pounds of carbon dioxide.
What about cutting down the tree. Well, remember, the tree was planted by a farmer for the purpose of being harvested. It is not a naturally growing tree that was removed. Before the farmer planted the tree, the fields was almost always an barren, empty field or lot.
What gets put into the air during the manufacturing of an artificial tree? Most Christmas trees are produced in China, a country well known for it's lack of concern about the environment. China's agreement under the Paris Climate Accord even allows them to continue to INCREASE their pollution until 2030! So, of course, there is air pollution and waste created as industrial by-products from manufacturing Christmas trees. Most artificial trees contain PVC (polyvinyl chloride) and according to the Children's Health Environmental Coalition, the manufacture of PVC creates and disperses dioxins, which include the most toxic man-made chemical known.
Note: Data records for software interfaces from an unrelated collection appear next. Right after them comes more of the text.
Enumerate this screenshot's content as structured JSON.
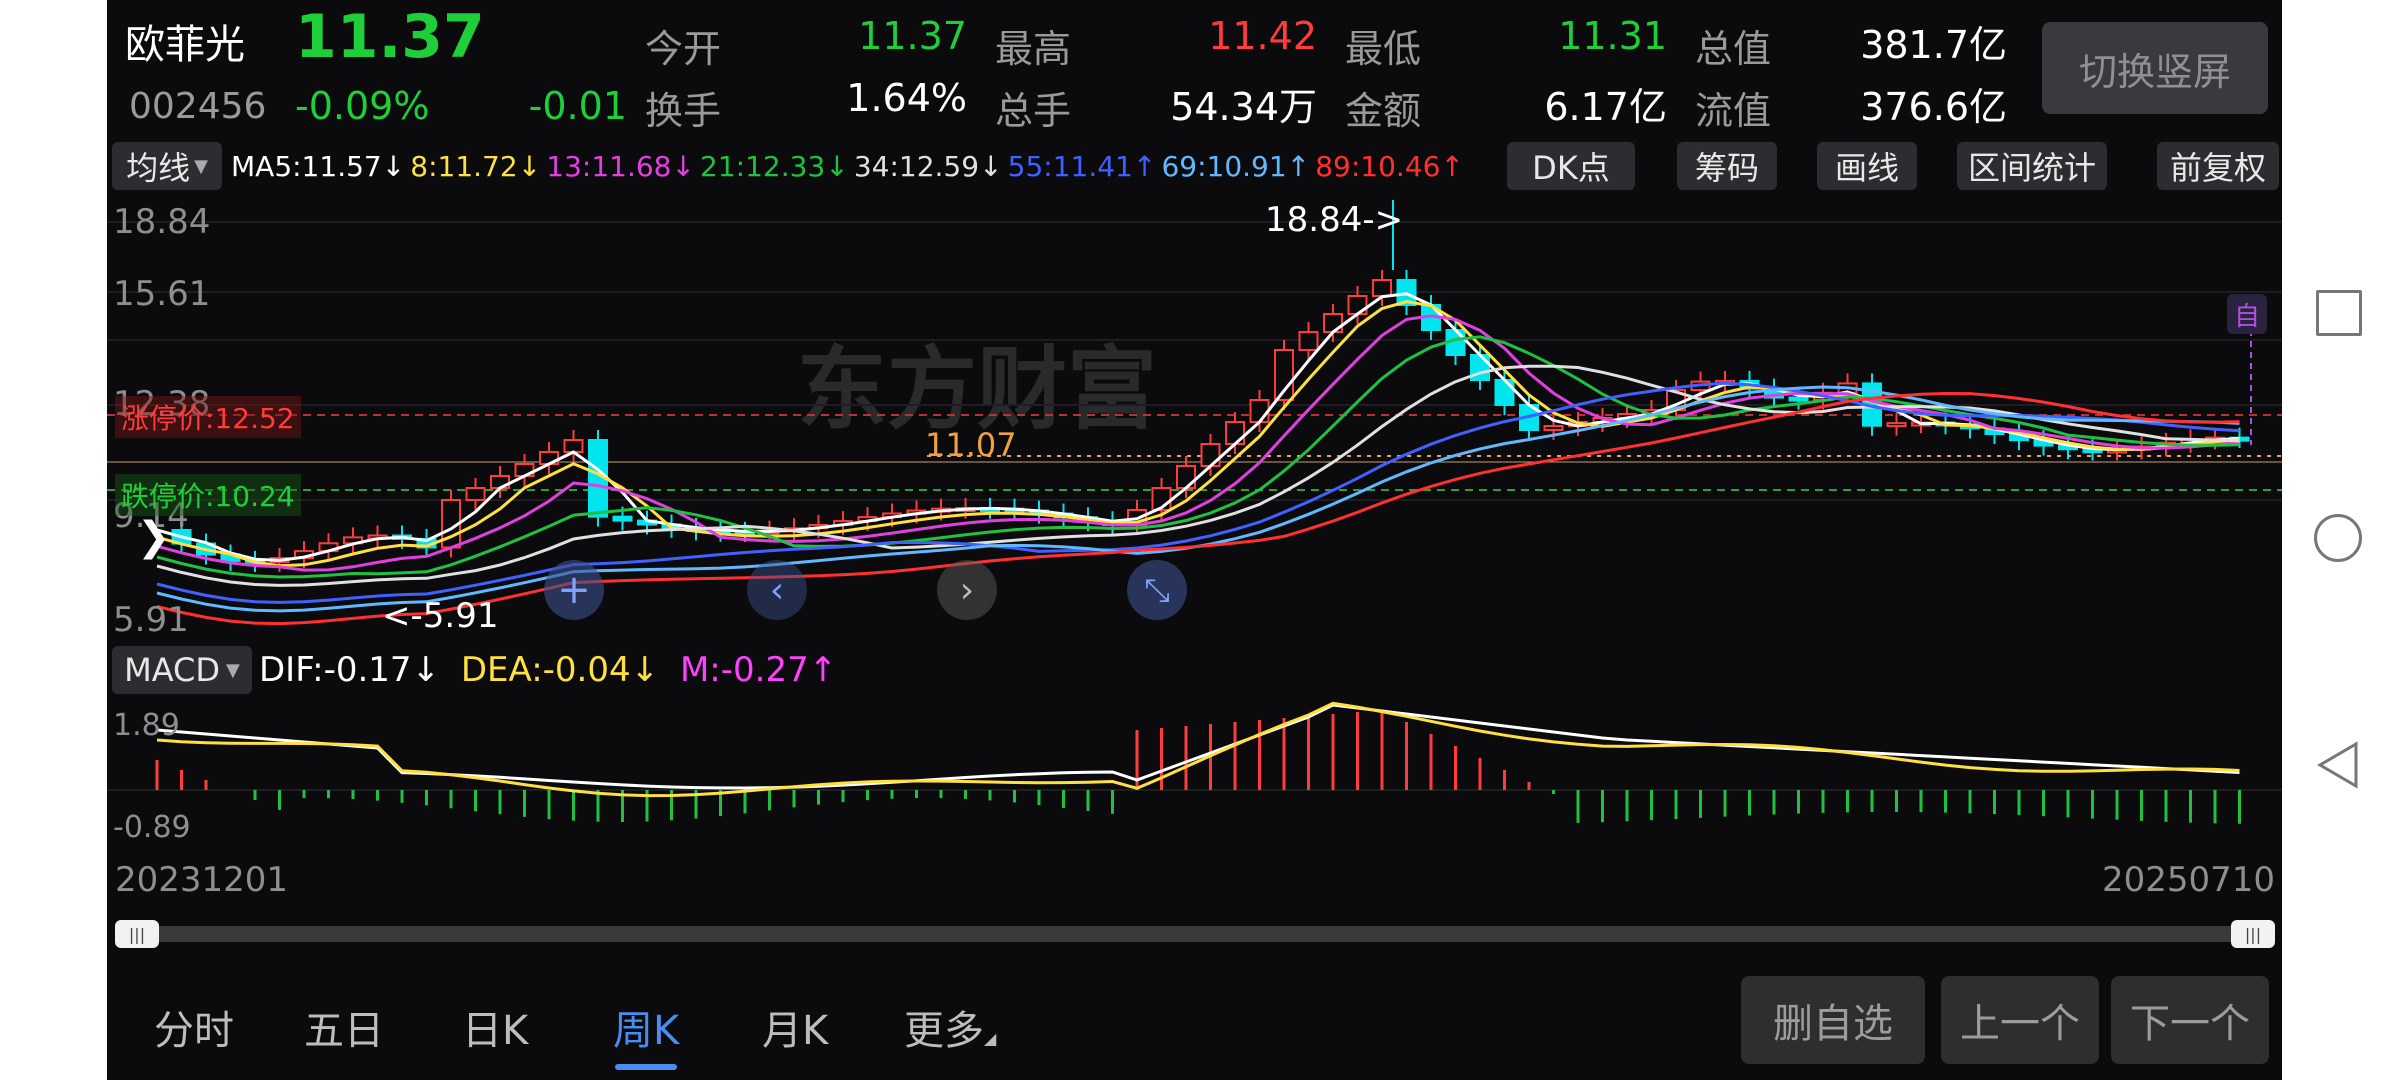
{
  "stock": {
    "name": "欧菲光",
    "code": "002456",
    "price": "11.37",
    "change_pct": "-0.09%",
    "change": "-0.01"
  },
  "stats": [
    {
      "label": "今开",
      "value": "11.37",
      "color": "#1fcf3a"
    },
    {
      "label": "最高",
      "value": "11.42",
      "color": "#ff3b3b"
    },
    {
      "label": "最低",
      "value": "11.31",
      "color": "#1fcf3a"
    },
    {
      "label": "总值",
      "value": "381.7亿",
      "color": "#ffffff"
    },
    {
      "label": "换手",
      "value": "1.64%",
      "color": "#ffffff"
    },
    {
      "label": "总手",
      "value": "54.34万",
      "color": "#ffffff"
    },
    {
      "label": "金额",
      "value": "6.17亿",
      "color": "#ffffff"
    },
    {
      "label": "流值",
      "value": "376.6亿",
      "color": "#ffffff"
    }
  ],
  "switch_button": "切换竖屏",
  "toolbar": {
    "indicator_select": "均线",
    "ma": [
      {
        "text": "MA5:11.57",
        "arrow": "↓",
        "color": "#ffffff"
      },
      {
        "text": "8:11.72",
        "arrow": "↓",
        "color": "#ffe040"
      },
      {
        "text": "13:11.68",
        "arrow": "↓",
        "color": "#e040e0"
      },
      {
        "text": "21:12.33",
        "arrow": "↓",
        "color": "#20c040"
      },
      {
        "text": "34:12.59",
        "arrow": "↓",
        "color": "#e0e0e0"
      },
      {
        "text": "55:11.41",
        "arrow": "↑",
        "color": "#4060ff"
      },
      {
        "text": "69:10.91",
        "arrow": "↑",
        "color": "#60b8ff"
      },
      {
        "text": "89:10.46",
        "arrow": "↑",
        "color": "#ff3030"
      }
    ],
    "dk_button": "DK点",
    "chip_button": "筹码",
    "draw_button": "画线",
    "interval_button": "区间统计",
    "adjust_button": "前复权"
  },
  "kchart": {
    "y_labels": [
      "18.84",
      "15.61",
      "12.38",
      "9.14",
      "5.91"
    ],
    "limit_up_label": "涨停价:12.52",
    "limit_down_label": "跌停价:10.24",
    "current_label": "11.07",
    "high_marker": "18.84->",
    "low_marker": "<-5.91",
    "watermark": "东方财富",
    "self_badge": "自"
  },
  "macd": {
    "select": "MACD",
    "dif": "DIF:-0.17",
    "dif_arrow": "↓",
    "dea": "DEA:-0.04",
    "dea_arrow": "↓",
    "m": "M:-0.27",
    "m_arrow": "↑",
    "y_top": "1.89",
    "y_bottom": "-0.89"
  },
  "dates": {
    "start": "20231201",
    "end": "20250710"
  },
  "tabs": [
    "分时",
    "五日",
    "日K",
    "周K",
    "月K",
    "更多"
  ],
  "active_tab": "周K",
  "bottom_buttons": [
    "删自选",
    "上一个",
    "下一个"
  ],
  "colors": {
    "up": "#ff3b3b",
    "down": "#00e5ee",
    "accent_tab": "#4a8cf0"
  }
}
Dioxins enter the food chain, where they accumulate in fatty tissues of fish and other animals and humans, increasing the potential risk for causing cancer, damaging immune functions and impairing children's development.
In 2018, the American Christmas Tree Association (obviously a pro-live tree lobby) released a study that claims that artificial trees are more eco-friendly if purchasers use them for more than five years. Click here to view a copy of the full LCA Christmas Tree report.
Live Christmas trees are only a substantial fire risk if they are allowed to dry out or the owners are careless and overload electrical outlets or have faulty wiring. And that can produce a hazard with an artificial tree, too.
Get a fresh tree, even cutting your own tree so you ensure the tree was not sitting on the lot for a long time, and keep water in the pan, checking it every day.
You can even get an automatic and easy watering device, like those shown at right.
Artificial are less flammable than real trees, but once they do catch fire, produce more toxic fumes!
Artificial trees must go to the landfill. But real trees can be composted and turned into mulch or used as wildlife habitat. This isn't theoretical: almost every community in the U.S. has a tree collection and recycling program.
Perhaps the one offset to the debate is longevity. If you purchase and artificial tree and you keep it and use it for 10 years or more, each year you use it further reduces it's total impact on the environment. Statistics show most people only keep their artificial tree for 6 years... but I know people who have had theirs for over 12 years and going.
Both artificial and real trees must be transported from their source (whether it is a factory or a field) to your house. And of course, that consumes fossil fuel and produces pollution. An artificial tree makes a much longer trip, but only does it once, and much of it is by ship, using a much smaller amount of pollution (per tree) than a truck. Real trees must be transported every year from fields in Michigan, Maine, Wisconsin, North Carolina, Oregon, etc. to a store near you. Of course, if you go cut your own tree from a nearby farm, you almost eliminate that pollution.
You can buy a living, rooted tree (usually called "balled & burlapped trees") that you can plant after
Generally speaking, best to worst, for the environment is as follows: